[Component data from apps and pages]
────────

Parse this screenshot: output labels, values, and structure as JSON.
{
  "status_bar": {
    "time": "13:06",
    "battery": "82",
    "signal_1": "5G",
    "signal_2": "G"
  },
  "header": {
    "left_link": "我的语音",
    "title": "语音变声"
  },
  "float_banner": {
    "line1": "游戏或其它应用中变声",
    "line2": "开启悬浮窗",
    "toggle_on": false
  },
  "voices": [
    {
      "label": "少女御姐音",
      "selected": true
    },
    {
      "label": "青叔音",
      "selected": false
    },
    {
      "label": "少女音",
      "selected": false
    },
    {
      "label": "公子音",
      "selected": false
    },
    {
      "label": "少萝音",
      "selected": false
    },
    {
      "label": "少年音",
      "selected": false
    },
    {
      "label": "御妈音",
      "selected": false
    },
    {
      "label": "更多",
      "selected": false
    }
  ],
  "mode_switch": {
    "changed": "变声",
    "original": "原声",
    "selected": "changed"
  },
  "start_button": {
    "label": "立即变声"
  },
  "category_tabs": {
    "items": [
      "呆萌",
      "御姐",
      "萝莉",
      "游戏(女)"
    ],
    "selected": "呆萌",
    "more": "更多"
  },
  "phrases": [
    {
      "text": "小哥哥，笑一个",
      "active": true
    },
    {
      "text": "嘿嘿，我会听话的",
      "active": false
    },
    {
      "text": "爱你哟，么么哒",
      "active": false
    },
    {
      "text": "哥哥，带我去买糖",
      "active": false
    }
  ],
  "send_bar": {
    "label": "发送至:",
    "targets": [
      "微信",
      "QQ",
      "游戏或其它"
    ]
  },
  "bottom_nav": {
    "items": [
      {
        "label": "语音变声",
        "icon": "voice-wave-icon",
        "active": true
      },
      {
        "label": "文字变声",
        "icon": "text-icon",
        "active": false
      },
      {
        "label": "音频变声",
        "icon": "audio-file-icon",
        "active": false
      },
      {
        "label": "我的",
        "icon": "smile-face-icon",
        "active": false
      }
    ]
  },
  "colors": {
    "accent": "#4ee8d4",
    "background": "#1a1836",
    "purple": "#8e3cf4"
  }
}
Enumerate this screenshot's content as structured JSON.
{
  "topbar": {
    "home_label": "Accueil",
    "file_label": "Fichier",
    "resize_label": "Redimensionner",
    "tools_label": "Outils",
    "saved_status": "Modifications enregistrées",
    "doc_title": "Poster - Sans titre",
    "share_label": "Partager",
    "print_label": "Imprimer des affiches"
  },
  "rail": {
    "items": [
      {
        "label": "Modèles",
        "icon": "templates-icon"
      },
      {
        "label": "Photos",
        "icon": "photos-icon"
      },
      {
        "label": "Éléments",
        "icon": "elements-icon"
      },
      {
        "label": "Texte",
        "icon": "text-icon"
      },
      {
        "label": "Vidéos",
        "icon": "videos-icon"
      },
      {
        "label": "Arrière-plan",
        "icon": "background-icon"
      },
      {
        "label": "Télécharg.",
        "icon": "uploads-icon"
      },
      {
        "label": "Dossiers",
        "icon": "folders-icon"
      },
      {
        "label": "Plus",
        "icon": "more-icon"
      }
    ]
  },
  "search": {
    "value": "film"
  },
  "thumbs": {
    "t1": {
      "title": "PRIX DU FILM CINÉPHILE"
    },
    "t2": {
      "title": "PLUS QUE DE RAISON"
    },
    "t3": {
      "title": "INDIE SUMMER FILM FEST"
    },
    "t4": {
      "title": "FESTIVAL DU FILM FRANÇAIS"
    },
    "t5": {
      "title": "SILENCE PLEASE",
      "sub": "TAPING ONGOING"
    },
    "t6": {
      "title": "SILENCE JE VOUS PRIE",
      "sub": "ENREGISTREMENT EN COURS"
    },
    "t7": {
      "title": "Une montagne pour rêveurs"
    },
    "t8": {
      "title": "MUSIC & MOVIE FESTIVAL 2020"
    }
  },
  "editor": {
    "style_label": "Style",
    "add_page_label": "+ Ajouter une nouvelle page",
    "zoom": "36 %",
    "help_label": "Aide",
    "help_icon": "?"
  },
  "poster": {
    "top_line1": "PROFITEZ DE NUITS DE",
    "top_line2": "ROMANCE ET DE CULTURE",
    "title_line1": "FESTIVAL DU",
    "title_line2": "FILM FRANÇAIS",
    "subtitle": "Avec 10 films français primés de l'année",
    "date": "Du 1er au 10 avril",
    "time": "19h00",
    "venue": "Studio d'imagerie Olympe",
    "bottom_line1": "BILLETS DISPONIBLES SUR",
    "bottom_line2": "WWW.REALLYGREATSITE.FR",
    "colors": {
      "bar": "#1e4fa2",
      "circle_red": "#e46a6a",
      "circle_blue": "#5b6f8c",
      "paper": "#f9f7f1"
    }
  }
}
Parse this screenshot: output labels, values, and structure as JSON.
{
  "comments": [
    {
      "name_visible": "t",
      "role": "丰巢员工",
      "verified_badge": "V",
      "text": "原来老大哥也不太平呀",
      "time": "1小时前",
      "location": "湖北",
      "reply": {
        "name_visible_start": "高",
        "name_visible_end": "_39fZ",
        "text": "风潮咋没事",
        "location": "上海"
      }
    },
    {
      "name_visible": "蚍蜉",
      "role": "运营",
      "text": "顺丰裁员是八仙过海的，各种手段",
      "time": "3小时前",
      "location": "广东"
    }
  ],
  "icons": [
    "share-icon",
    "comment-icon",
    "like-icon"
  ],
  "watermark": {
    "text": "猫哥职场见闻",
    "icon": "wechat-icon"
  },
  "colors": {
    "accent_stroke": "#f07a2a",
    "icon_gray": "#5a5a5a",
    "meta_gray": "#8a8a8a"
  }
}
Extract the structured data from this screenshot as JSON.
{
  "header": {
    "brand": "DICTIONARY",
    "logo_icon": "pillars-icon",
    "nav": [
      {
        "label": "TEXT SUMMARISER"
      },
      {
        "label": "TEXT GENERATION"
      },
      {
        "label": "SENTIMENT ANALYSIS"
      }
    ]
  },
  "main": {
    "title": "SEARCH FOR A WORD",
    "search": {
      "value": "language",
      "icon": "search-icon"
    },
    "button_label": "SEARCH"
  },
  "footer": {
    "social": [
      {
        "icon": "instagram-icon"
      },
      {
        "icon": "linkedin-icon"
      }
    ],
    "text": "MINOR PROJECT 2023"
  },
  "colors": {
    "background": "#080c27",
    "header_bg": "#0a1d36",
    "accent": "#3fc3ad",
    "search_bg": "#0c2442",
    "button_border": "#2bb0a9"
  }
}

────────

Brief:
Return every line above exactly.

Exercise response:
Parse this screenshot: output labels, values, and structure as JSON.
{
  "status_bar": {
    "time": "13:06",
    "battery": "82",
    "signal_1": "5G",
    "signal_2": "G"
  },
  "header": {
    "left_link": "我的语音",
    "title": "语音变声"
  },
  "float_banner": {
    "line1": "游戏或其它应用中变声",
    "line2": "开启悬浮窗",
    "toggle_on": false
  },
  "voices": [
    {
      "label": "少女御姐音",
      "selected": true
    },
    {
      "label": "青叔音",
      "selected": false
    },
    {
      "label": "少女音",
      "selected": false
    },
    {
      "label": "公子音",
      "selected": false
    },
    {
      "label": "少萝音",
      "selected": false
    },
    {
      "label": "少年音",
      "selected": false
    },
    {
      "label": "御妈音",
      "selected": false
    },
    {
      "label": "更多",
      "selected": false
    }
  ],
  "mode_switch": {
    "changed": "变声",
    "original": "原声",
    "selected": "changed"
  },
  "start_button": {
    "label": "立即变声"
  },
  "category_tabs": {
    "items": [
      "呆萌",
      "御姐",
      "萝莉",
      "游戏(女)"
    ],
    "selected": "呆萌",
    "more": "更多"
  },
  "phrases": [
    {
      "text": "小哥哥，笑一个",
      "active": true
    },
    {
      "text": "嘿嘿，我会听话的",
      "active": false
    },
    {
      "text": "爱你哟，么么哒",
      "active": false
    },
    {
      "text": "哥哥，带我去买糖",
      "active": false
    }
  ],
  "send_bar": {
    "label": "发送至:",
    "targets": [
      "微信",
      "QQ",
      "游戏或其它"
    ]
  },
  "bottom_nav": {
    "items": [
      {
        "label": "语音变声",
        "icon": "voice-wave-icon",
        "active": true
      },
      {
        "label": "文字变声",
        "icon": "text-icon",
        "active": false
      },
      {
        "label": "音频变声",
        "icon": "audio-file-icon",
        "active": false
      },
      {
        "label": "我的",
        "icon": "smile-face-icon",
        "active": false
      }
    ]
  },
  "colors": {
    "accent": "#4ee8d4",
    "background": "#1a1836",
    "purple": "#8e3cf4"
  }
}
Enumerate this screenshot's content as structured JSON.
{
  "topbar": {
    "home_label": "Accueil",
    "file_label": "Fichier",
    "resize_label": "Redimensionner",
    "tools_label": "Outils",
    "saved_status": "Modifications enregistrées",
    "doc_title": "Poster - Sans titre",
    "share_label": "Partager",
    "print_label": "Imprimer des affiches"
  },
  "rail": {
    "items": [
      {
        "label": "Modèles",
        "icon": "templates-icon"
      },
      {
        "label": "Photos",
        "icon": "photos-icon"
      },
      {
        "label": "Éléments",
        "icon": "elements-icon"
      },
      {
        "label": "Texte",
        "icon": "text-icon"
      },
      {
        "label": "Vidéos",
        "icon": "videos-icon"
      },
      {
        "label": "Arrière-plan",
        "icon": "background-icon"
      },
      {
        "label": "Télécharg.",
        "icon": "uploads-icon"
      },
      {
        "label": "Dossiers",
        "icon": "folders-icon"
      },
      {
        "label": "Plus",
        "icon": "more-icon"
      }
    ]
  },
  "search": {
    "value": "film"
  },
  "thumbs": {
    "t1": {
      "title": "PRIX DU FILM CINÉPHILE"
    },
    "t2": {
      "title": "PLUS QUE DE RAISON"
    },
    "t3": {
      "title": "INDIE SUMMER FILM FEST"
    },
    "t4": {
      "title": "FESTIVAL DU FILM FRANÇAIS"
    },
    "t5": {
      "title": "SILENCE PLEASE",
      "sub": "TAPING ONGOING"
    },
    "t6": {
      "title": "SILENCE JE VOUS PRIE",
      "sub": "ENREGISTREMENT EN COURS"
    },
    "t7": {
      "title": "Une montagne pour rêveurs"
    },
    "t8": {
      "title": "MUSIC & MOVIE FESTIVAL 2020"
    }
  },
  "editor": {
    "style_label": "Style",
    "add_page_label": "+ Ajouter une nouvelle page",
    "zoom": "36 %",
    "help_label": "Aide",
    "help_icon": "?"
  },
  "poster": {
    "top_line1": "PROFITEZ DE NUITS DE",
    "top_line2": "ROMANCE ET DE CULTURE",
    "title_line1": "FESTIVAL DU",
    "title_line2": "FILM FRANÇAIS",
    "subtitle": "Avec 10 films français primés de l'année",
    "date": "Du 1er au 10 avril",
    "time": "19h00",
    "venue": "Studio d'imagerie Olympe",
    "bottom_line1": "BILLETS DISPONIBLES SUR",
    "bottom_line2": "WWW.REALLYGREATSITE.FR",
    "colors": {
      "bar": "#1e4fa2",
      "circle_red": "#e46a6a",
      "circle_blue": "#5b6f8c",
      "paper": "#f9f7f1"
    }
  }
}
Parse this screenshot: output labels, values, and structure as JSON.
{
  "comments": [
    {
      "name_visible": "t",
      "role": "丰巢员工",
      "verified_badge": "V",
      "text": "原来老大哥也不太平呀",
      "time": "1小时前",
      "location": "湖北",
      "reply": {
        "name_visible_start": "高",
        "name_visible_end": "_39fZ",
        "text": "风潮咋没事",
        "location": "上海"
      }
    },
    {
      "name_visible": "蚍蜉",
      "role": "运营",
      "text": "顺丰裁员是八仙过海的，各种手段",
      "time": "3小时前",
      "location": "广东"
    }
  ],
  "icons": [
    "share-icon",
    "comment-icon",
    "like-icon"
  ],
  "watermark": {
    "text": "猫哥职场见闻",
    "icon": "wechat-icon"
  },
  "colors": {
    "accent_stroke": "#f07a2a",
    "icon_gray": "#5a5a5a",
    "meta_gray": "#8a8a8a"
  }
}
Extract the structured data from this screenshot as JSON.
{
  "header": {
    "brand": "DICTIONARY",
    "logo_icon": "pillars-icon",
    "nav": [
      {
        "label": "TEXT SUMMARISER"
      },
      {
        "label": "TEXT GENERATION"
      },
      {
        "label": "SENTIMENT ANALYSIS"
      }
    ]
  },
  "main": {
    "title": "SEARCH FOR A WORD",
    "search": {
      "value": "language",
      "icon": "search-icon"
    },
    "button_label": "SEARCH"
  },
  "footer": {
    "social": [
      {
        "icon": "instagram-icon"
      },
      {
        "icon": "linkedin-icon"
      }
    ],
    "text": "MINOR PROJECT 2023"
  },
  "colors": {
    "background": "#080c27",
    "header_bg": "#0a1d36",
    "accent": "#3fc3ad",
    "search_bg": "#0c2442",
    "button_border": "#2bb0a9"
  }
}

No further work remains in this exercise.